Updates on Kindism.org will be suspended over the holidays to give everyone a chance to spend time with their families (or hide from them, depending on the situation). Regardless of how you choose to celebrate (or ignore) the holidays, I wish you all love, joy, peace and light! Regular posting will resume in the New … Continue reading Kala Xpistouyevva, Kali Xpovia
video content note: Drunken Bible Study, Christmas Edition The Cost of Unbelief via the Economist Oh What Fun - Christmas with Chinese Characteristics via the Economist I think the video dovetails nicely with the afore mentioned Not-So-Virgin Birth of the Christmas Story and Slut Shaming, Sex-Negative Message in the Virgin Birth Story (via http://valerietarico.com/)
I had Sunday School teachers who insisted that Christian Science takes the “inspired” word of the Bible, and that the stories were “allegorical.” The virgin birth story (inspired allegory or not) always made me a bit uncomfortable. See also, http://valerietarico.com/2014/12/09/the-not-so-virgin-birth-of-the-christmas-story/ on how Jesus’ birth became more virginal and miraculous.
Most Americans, even many who are not very religious, look forward to Christmas as a time to celebrate warmth, friendship, generosity and good cheer. Familiar festivities weave together stories and traditions from many cultures, which makes it easy to find something for everyone. But maybe it’s time to look a little closer at the Christmas story itself.
The birth story of the baby Jesus is heartwarming and iconic—the promise of new life and new hope in a time of darkness. It has inspired centuries of maternal art and is the best loved of all Bible stories. It also has a darker subtext, especially for someone like me—the mother of two daughters.
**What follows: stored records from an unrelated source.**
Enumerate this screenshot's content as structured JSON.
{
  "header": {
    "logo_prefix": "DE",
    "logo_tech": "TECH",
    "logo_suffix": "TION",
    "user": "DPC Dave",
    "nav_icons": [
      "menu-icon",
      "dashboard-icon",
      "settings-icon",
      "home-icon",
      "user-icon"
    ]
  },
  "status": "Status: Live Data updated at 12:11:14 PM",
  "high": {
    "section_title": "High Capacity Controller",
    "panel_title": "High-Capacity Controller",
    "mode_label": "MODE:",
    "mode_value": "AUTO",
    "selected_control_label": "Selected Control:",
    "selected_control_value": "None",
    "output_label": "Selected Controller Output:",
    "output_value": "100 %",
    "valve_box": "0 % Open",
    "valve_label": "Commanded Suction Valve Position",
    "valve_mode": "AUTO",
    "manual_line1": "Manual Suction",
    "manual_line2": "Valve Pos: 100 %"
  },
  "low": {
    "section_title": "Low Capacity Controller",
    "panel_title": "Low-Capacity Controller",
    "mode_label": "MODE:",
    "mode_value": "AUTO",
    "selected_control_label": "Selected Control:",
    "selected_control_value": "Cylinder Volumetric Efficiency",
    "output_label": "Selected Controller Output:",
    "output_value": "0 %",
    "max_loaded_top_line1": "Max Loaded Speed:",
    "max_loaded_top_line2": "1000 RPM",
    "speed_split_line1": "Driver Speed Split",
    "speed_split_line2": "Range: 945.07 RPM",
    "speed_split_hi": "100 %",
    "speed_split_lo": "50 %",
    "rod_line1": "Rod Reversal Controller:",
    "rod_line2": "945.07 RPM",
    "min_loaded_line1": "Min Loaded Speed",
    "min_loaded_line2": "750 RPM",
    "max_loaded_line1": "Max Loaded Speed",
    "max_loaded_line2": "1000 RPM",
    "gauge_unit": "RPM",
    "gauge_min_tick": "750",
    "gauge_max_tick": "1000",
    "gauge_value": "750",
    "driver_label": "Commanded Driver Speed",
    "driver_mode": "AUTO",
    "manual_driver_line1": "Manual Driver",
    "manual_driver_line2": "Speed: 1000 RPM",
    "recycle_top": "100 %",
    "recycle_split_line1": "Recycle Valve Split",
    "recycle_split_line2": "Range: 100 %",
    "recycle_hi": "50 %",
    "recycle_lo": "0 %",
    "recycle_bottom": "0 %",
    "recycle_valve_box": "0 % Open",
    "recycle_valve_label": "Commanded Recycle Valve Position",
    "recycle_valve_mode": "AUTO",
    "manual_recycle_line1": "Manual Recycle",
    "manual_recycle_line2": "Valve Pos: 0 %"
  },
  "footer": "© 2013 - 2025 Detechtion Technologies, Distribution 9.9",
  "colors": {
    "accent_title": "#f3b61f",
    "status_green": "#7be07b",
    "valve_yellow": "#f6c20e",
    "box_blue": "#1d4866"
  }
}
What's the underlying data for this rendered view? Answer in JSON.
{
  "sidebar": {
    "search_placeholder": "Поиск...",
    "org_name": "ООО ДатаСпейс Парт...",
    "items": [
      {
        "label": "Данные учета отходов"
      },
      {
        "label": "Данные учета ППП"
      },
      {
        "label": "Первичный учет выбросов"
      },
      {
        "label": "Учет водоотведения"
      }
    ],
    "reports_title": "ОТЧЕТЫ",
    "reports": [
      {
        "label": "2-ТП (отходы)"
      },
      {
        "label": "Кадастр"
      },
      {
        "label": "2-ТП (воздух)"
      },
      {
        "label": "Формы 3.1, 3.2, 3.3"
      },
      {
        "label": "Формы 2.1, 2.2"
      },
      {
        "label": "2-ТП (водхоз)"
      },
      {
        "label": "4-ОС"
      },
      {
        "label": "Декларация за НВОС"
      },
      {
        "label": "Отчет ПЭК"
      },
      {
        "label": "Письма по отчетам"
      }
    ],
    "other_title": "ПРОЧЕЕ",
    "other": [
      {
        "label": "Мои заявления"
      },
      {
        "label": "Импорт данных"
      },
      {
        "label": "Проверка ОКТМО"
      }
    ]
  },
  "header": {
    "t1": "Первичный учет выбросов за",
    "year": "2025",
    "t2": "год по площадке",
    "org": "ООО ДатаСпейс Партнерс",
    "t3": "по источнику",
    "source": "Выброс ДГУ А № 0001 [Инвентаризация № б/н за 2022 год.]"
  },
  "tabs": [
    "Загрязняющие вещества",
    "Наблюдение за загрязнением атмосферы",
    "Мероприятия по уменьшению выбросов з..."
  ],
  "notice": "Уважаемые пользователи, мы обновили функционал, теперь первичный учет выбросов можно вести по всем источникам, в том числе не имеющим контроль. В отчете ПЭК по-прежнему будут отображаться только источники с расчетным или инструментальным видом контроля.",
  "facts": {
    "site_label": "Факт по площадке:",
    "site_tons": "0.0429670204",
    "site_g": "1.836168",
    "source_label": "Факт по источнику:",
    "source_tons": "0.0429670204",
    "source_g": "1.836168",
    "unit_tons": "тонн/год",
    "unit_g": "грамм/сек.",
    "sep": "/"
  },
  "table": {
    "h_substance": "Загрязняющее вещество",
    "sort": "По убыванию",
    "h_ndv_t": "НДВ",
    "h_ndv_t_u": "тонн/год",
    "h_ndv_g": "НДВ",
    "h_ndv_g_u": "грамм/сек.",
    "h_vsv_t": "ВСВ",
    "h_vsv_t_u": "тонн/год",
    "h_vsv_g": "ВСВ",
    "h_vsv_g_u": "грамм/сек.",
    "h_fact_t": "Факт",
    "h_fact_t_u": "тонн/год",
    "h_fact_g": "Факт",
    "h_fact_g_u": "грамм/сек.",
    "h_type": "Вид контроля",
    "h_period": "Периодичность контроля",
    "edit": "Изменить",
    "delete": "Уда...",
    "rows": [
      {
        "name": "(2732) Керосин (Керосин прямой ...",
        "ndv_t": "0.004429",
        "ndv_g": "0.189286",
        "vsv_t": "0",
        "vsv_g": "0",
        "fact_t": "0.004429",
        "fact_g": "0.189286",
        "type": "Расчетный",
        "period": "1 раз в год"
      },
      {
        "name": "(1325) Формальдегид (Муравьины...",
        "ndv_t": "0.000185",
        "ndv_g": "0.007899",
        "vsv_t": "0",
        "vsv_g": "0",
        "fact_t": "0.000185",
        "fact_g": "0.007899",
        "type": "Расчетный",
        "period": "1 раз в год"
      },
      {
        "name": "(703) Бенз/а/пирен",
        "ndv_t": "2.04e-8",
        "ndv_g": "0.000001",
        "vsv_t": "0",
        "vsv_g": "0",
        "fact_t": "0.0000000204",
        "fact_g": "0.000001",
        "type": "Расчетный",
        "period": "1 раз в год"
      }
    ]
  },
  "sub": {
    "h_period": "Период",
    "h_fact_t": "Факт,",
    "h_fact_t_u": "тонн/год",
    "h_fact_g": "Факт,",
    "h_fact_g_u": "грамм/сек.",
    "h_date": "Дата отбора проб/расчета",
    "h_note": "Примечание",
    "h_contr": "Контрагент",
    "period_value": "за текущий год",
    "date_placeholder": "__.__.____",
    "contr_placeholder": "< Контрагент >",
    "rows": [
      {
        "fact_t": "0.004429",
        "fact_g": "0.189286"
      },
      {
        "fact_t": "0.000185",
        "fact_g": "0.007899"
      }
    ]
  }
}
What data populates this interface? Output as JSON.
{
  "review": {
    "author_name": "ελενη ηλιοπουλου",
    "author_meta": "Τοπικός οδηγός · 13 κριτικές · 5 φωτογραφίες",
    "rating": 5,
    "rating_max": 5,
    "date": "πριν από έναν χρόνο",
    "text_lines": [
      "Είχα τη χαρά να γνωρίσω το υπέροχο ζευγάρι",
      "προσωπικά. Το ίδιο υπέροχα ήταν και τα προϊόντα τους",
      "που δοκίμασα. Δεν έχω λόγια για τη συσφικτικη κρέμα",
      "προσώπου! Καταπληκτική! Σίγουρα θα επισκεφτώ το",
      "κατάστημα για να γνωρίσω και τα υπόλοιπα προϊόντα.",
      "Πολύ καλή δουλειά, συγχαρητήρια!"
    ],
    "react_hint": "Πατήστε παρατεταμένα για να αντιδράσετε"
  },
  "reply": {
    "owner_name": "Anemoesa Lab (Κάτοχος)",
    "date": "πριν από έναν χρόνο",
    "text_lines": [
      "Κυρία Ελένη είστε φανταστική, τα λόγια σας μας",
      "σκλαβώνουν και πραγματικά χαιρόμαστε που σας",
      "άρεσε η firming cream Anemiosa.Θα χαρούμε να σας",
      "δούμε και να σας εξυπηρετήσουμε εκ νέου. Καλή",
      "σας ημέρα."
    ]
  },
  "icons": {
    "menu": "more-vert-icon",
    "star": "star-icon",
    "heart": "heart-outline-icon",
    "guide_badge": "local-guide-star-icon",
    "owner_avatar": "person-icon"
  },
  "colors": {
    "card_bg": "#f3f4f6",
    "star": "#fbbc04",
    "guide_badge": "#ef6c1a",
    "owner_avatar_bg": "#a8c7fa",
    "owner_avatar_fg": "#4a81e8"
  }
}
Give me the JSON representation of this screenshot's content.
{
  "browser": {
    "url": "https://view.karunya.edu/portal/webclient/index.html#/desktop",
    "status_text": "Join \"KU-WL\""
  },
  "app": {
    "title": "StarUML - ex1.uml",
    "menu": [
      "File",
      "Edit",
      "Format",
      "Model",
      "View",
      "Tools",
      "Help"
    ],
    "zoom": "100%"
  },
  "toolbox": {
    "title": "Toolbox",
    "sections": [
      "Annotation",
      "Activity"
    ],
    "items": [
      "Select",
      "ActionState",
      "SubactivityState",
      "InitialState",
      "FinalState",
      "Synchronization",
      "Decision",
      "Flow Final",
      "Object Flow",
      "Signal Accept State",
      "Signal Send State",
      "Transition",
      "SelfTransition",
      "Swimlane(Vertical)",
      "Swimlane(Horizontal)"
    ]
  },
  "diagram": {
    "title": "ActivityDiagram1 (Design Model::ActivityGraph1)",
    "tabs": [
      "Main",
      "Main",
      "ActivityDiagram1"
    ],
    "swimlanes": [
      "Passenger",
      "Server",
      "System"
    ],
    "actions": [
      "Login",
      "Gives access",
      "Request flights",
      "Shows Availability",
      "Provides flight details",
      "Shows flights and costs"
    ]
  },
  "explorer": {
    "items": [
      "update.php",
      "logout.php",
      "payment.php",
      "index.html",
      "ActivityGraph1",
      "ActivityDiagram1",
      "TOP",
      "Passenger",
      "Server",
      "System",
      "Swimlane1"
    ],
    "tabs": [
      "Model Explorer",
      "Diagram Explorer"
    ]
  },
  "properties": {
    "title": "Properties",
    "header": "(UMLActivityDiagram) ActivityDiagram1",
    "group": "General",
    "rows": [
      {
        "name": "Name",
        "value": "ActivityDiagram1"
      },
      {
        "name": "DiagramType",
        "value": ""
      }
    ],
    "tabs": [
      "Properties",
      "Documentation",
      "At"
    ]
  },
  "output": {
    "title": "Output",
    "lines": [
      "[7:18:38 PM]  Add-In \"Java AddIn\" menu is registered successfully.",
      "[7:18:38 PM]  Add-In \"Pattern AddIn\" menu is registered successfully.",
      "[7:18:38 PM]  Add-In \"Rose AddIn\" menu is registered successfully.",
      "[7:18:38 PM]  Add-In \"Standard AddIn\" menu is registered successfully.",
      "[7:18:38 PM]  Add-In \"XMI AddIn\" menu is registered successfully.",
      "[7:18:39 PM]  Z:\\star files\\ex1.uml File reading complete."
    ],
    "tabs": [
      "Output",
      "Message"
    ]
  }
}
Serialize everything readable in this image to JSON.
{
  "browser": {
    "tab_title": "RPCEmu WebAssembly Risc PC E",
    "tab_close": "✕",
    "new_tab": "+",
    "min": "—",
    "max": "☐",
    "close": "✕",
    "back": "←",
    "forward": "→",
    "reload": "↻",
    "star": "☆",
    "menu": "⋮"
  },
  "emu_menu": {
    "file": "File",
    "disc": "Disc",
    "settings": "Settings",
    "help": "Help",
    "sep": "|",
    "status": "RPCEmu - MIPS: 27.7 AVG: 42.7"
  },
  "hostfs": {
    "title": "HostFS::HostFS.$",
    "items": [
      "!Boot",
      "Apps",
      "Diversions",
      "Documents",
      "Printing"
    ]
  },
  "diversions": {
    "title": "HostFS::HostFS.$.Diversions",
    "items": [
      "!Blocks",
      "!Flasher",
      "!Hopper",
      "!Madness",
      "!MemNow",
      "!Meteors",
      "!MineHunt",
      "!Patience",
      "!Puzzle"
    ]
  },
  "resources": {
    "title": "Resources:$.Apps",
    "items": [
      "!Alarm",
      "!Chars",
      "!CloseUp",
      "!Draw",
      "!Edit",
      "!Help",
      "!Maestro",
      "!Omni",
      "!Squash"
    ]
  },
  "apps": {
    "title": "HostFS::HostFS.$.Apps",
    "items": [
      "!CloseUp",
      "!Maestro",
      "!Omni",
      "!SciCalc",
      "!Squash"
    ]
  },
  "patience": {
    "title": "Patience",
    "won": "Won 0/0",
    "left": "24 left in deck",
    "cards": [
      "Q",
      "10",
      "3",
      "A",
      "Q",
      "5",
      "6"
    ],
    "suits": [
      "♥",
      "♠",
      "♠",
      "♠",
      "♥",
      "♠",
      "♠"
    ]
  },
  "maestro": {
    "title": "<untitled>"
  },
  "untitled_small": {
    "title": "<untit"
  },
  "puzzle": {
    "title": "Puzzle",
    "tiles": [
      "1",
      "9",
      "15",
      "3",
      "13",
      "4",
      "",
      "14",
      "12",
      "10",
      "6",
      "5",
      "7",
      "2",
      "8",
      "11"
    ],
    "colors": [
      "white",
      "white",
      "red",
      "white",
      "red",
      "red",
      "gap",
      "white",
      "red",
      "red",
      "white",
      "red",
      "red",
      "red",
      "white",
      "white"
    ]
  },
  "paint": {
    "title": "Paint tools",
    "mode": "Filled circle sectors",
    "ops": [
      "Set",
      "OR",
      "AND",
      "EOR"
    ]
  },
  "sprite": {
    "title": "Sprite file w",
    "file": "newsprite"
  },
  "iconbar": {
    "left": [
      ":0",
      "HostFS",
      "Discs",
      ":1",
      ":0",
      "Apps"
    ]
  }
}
In the story, an angel appears to a virgin…
View original post 1,904 more words